At oral argument, counsel for the County stated that from the time the district court entered the preliminary injunction until the time this Court stayed that injunction pending appeal, not one subcontracting dollar on any County bid went to a black subcontractor. If true, this fact would clearly point to discrimination. The record, however, contains no evidence in support of counsel's contention


The Croson Court listed a "whole array of race-neutral devices to increase the accessibility of city contracting opportunities to small entrepreneurs of all races," Croson, 109 S.Ct. at 729, including simplified bidding procedures, relaxed bonding requirements, and training and financial aid. While the Croson Court referred to these measures as alternatives to MBE plans, inclusion of such measures in an MBE plan would lend to the plan's flexibility. The County included these measures in its law


The law breaks the 25% goal down as follows:
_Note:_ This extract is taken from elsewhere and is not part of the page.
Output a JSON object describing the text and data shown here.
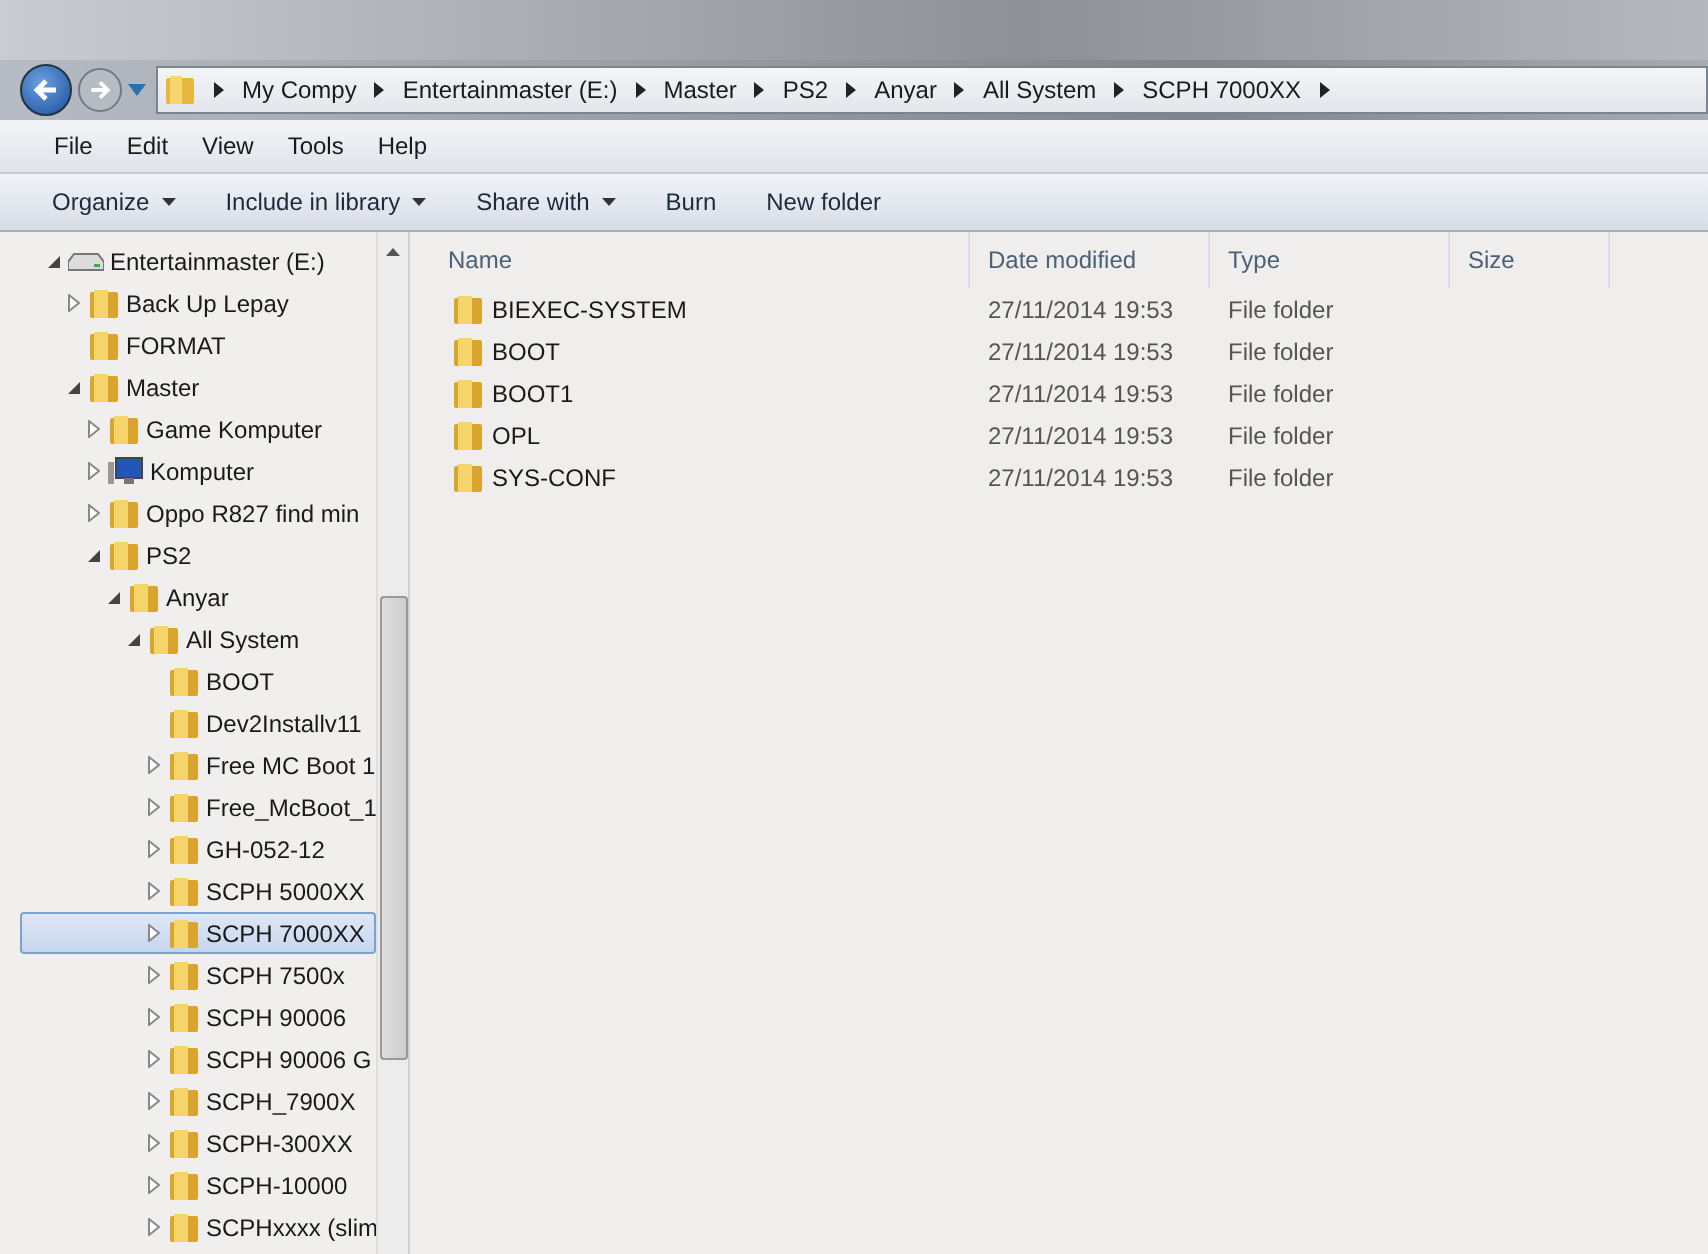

                     Black                   10%
                     Hispanic                 7%
                     Women                    2%
                     Other                    1%
Total Economically Disadvantaged MBEs    20%  participation
Economically Nondisadvantaged MBEs       5%   participation